We complete $17m upgrade at Helensville Wastewater Treatment Plant

Upgraded Helensville wastewater treatment plant

A $17million upgrade of the Helensville Wastewater Treatment Plant has vastly improved the quality of the treated wastewater and means the plant is better able to cope with peak flows in wet weather.
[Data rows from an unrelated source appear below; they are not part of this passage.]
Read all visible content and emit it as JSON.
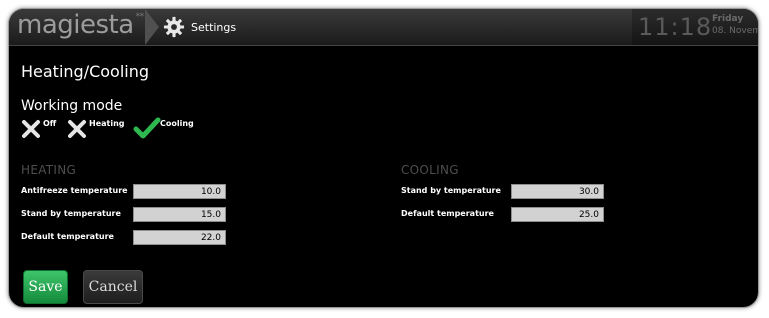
{
  "app": {
    "logo": "magiesta",
    "logo_mark": "**"
  },
  "breadcrumb": {
    "label": "Settings",
    "icon": "gear-icon"
  },
  "clock": {
    "time": "11:18",
    "day": "Friday",
    "date": "08. November"
  },
  "page": {
    "title": "Heating/Cooling"
  },
  "working_mode": {
    "title": "Working mode",
    "options": [
      {
        "label": "Off",
        "icon": "cross-icon",
        "selected": false
      },
      {
        "label": "Heating",
        "icon": "cross-icon",
        "selected": false
      },
      {
        "label": "Cooling",
        "icon": "check-icon",
        "selected": true
      }
    ]
  },
  "heating": {
    "title": "HEATING",
    "fields": [
      {
        "label": "Antifreeze temperature",
        "value": "10.0"
      },
      {
        "label": "Stand by temperature",
        "value": "15.0"
      },
      {
        "label": "Default temperature",
        "value": "22.0"
      }
    ]
  },
  "cooling": {
    "title": "COOLING",
    "fields": [
      {
        "label": "Stand by temperature",
        "value": "30.0"
      },
      {
        "label": "Default temperature",
        "value": "25.0"
      }
    ]
  },
  "actions": {
    "save_label": "Save",
    "cancel_label": "Cancel"
  },
  "colors": {
    "accent_green": "#1fa34a",
    "check_green": "#2fb84f",
    "background": "#000000"
  }
}
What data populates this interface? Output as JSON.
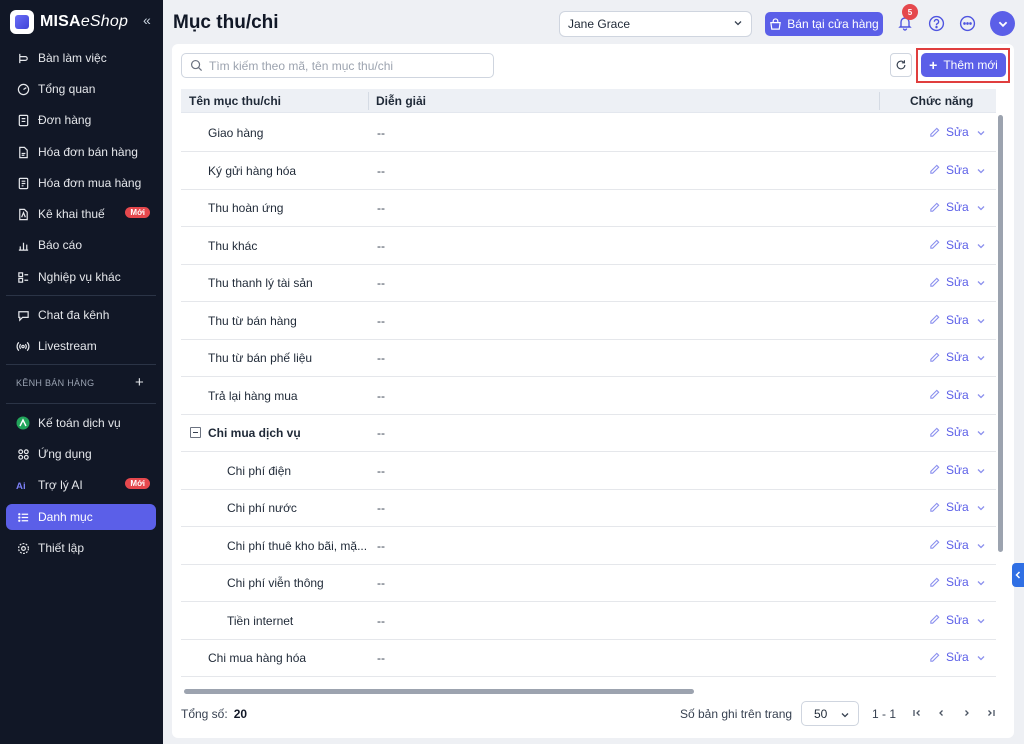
{
  "app": {
    "logo_bold": "MISA",
    "logo_light": "eShop"
  },
  "sidebar": {
    "collapse_glyph": "«",
    "items": [
      {
        "label": "Bàn làm việc",
        "icon": "workspace-icon"
      },
      {
        "label": "Tổng quan",
        "icon": "dashboard-icon"
      },
      {
        "label": "Đơn hàng",
        "icon": "order-icon"
      },
      {
        "label": "Hóa đơn bán hàng",
        "icon": "sales-invoice-icon"
      },
      {
        "label": "Hóa đơn mua hàng",
        "icon": "purchase-invoice-icon"
      },
      {
        "label": "Kê khai thuế",
        "icon": "tax-icon",
        "badge": "Mới"
      },
      {
        "label": "Báo cáo",
        "icon": "report-icon"
      },
      {
        "label": "Nghiệp vụ khác",
        "icon": "operations-icon"
      },
      {
        "label": "Chat đa kênh",
        "icon": "chat-icon"
      },
      {
        "label": "Livestream",
        "icon": "livestream-icon"
      },
      {
        "label": "Kế toán dịch vụ",
        "icon": "accounting-icon"
      },
      {
        "label": "Ứng dụng",
        "icon": "apps-icon"
      },
      {
        "label": "Trợ lý AI",
        "icon": "ai-icon",
        "badge": "Mới"
      },
      {
        "label": "Danh mục",
        "icon": "list-icon",
        "active": true
      },
      {
        "label": "Thiết lập",
        "icon": "settings-icon"
      }
    ],
    "section_label": "KÊNH BÁN HÀNG",
    "section_plus": "+"
  },
  "header": {
    "title": "Mục thu/chi",
    "user_select": "Jane Grace",
    "store_button": "Bán tại cửa hàng",
    "notification_count": "5"
  },
  "toolbar": {
    "search_placeholder": "Tìm kiếm theo mã, tên mục thu/chi",
    "add_button": "Thêm mới",
    "add_plus": "+"
  },
  "table": {
    "columns": [
      "Tên mục thu/chi",
      "Diễn giải",
      "Chức năng"
    ],
    "edit_label": "Sửa",
    "rows": [
      {
        "name": "Giao hàng",
        "desc": "--",
        "level": 1
      },
      {
        "name": "Ký gửi hàng hóa",
        "desc": "--",
        "level": 1
      },
      {
        "name": "Thu hoàn ứng",
        "desc": "--",
        "level": 1
      },
      {
        "name": "Thu khác",
        "desc": "--",
        "level": 1
      },
      {
        "name": "Thu thanh lý tài sản",
        "desc": "--",
        "level": 1
      },
      {
        "name": "Thu từ bán hàng",
        "desc": "--",
        "level": 1
      },
      {
        "name": "Thu từ bán phế liệu",
        "desc": "--",
        "level": 1
      },
      {
        "name": "Trả lại hàng mua",
        "desc": "--",
        "level": 1
      },
      {
        "name": "Chi mua dịch vụ",
        "desc": "--",
        "level": 1,
        "group": true
      },
      {
        "name": "Chi phí điện",
        "desc": "--",
        "level": 2
      },
      {
        "name": "Chi phí nước",
        "desc": "--",
        "level": 2
      },
      {
        "name": "Chi phí thuê kho bãi, mặ...",
        "desc": "--",
        "level": 2
      },
      {
        "name": "Chi phí viễn thông",
        "desc": "--",
        "level": 2
      },
      {
        "name": "Tiền internet",
        "desc": "--",
        "level": 2
      },
      {
        "name": "Chi mua hàng hóa",
        "desc": "--",
        "level": 1
      }
    ]
  },
  "footer": {
    "total_label": "Tổng số:",
    "total_value": "20",
    "per_page_label": "Số bản ghi trên trang",
    "per_page_value": "50",
    "range": "1 - 1"
  },
  "colors": {
    "accent": "#5b5fe8",
    "sidebar_bg": "#111726",
    "badge_red": "#e5484d",
    "highlight_outline": "#e03e3e"
  }
}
The upgrade includes New Zealand’s first installation of a ‘membrane aerated biofilm reactor’ – relatively new technology for the biological treatment of wastewater.
Our technology innovation manager Kevan Brian says the old plant, which had featured an oxidation pond and ultra-filtration, wasn't consistently meeting consent requirements for the level of ammonia in the discharge. An abatement notice was issued by Auckland Council in late 2021.
“We needed to change something and we needed to do it quickly,” he says. “We’d been trialling a membrane aerated biofilm reactor (MABR) at our innovation centre at the Māngere Wastewater Treatment Plant, so while it hadn’t been done before in New Zealand, we already had the data to give us confidence that it was the right solution for Helensville.”
Inside the MABR tanks is an army of bugs that eats the carbon in liquid wastewater and reduces the amount of organic compounds and ammonia nitrogen.
“These bugs need oxygen to survive, so we pump air in to keep them happy and healthy. In the MABR, membranes hang down inside the tank like spaghetti – and the bugs cling to the membrane surface. We pump air in, and oxygen diffuses through the membrane surface. Because it diffuses oxygen, it uses about four or five times less energy from pumping than a traditional aerated bioreactor.”
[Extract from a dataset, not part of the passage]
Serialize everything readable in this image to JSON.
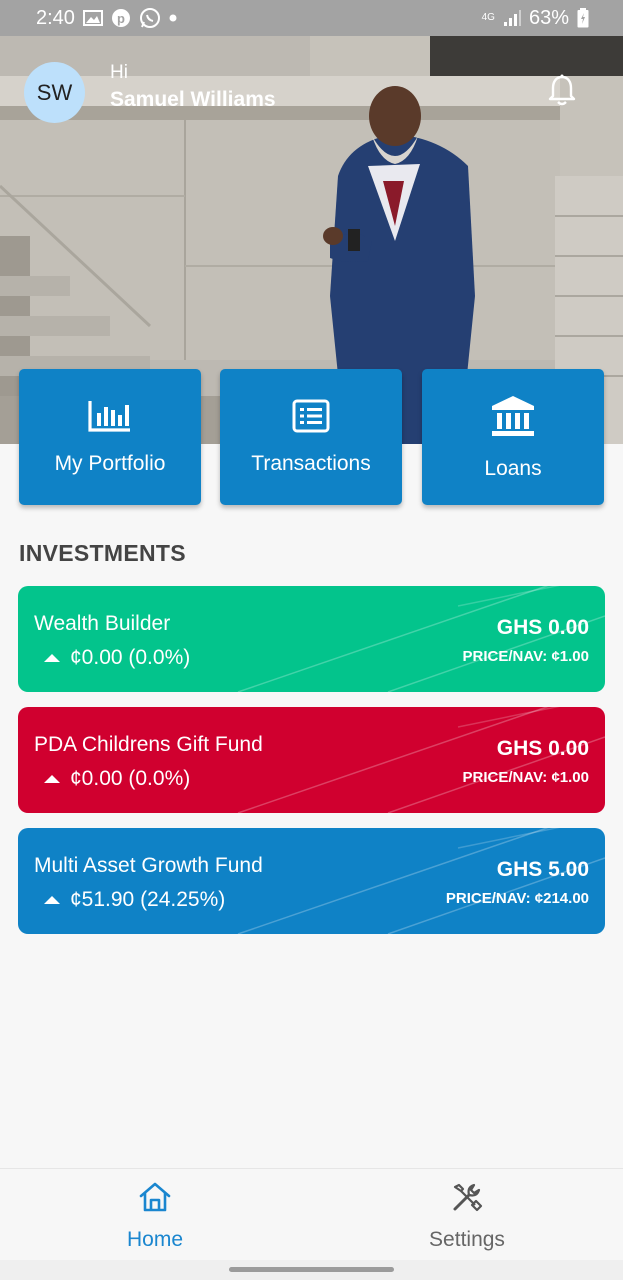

Upgraded Helensville wastewater treatment plant
The technology went into service in April and has been closely monitored as part of the commissioning process.
Brian says the MABR’s performance is exceeding expectations.
“It’s significantly outperforming the design standards, which is excellent to see,” he says. “We’d targeted a reduction of ammonia to 10mg/L, which is still below our consent requirements, but its actual performance sees ammonia levels in the treated wastewater about 1.4mg/L. Ultimately it means we’re now discharging much higher quality treated wastewater to the Kaipara River.
“The technology also has other benefits – it's much cheaper than a membrane bioreactor would have been, it's quieter, it has a smaller footprint and it reduces the greenhouse gas emissions from the biological treatment process by up to 50%.
“I think there’s a strong case for further rollouts of this technology around the country, as it’s particularly suited to small treatment plants where oxidation ponds are not consistently meeting the necessary standards.”
The treatment plant’s upgrade also included additional ultra-filtration capacity, the installation of a standby generator to keep the plant running during power outages or surges and work to strengthen and restore the capacity in the oxidation ponds by reinforcing the embankments.
Our project manager Tony Morley says the urgency of the project meant a different approach was needed.
“Because we were fast-tracking this project, the designer, contractor, and supplier had to work together to agree who could most efficiently detail the design. This resulted in our contractor detailing up elements of the design to maintain the tight construction programme. In this case it worked well, because we had a lot of expertise in-house, with Kevan and our operations team working closely with our contractors, suppliers and consultants.
“We used off-site fabrication to speed up the pace of construction, with the construction team focussed on the on-site works,” Morley says.
“The two MABR tanks were built off-site and installed in just one day – with no concrete platform and no piles. This worked really well because the site has very little space, being squeezed between the Kaipara River and the oxidation ponds.
“We’d like to sincerely thank all of our partners for helping us deliver this project on time and under budget – particularly our design partners Beca, delivery partner Brian Perry Civil and Veolia, who supplied the MABR technology that’s working so well.”
The plant treats wastewater from about 1600 homes and businesses in Helensville and Parakai.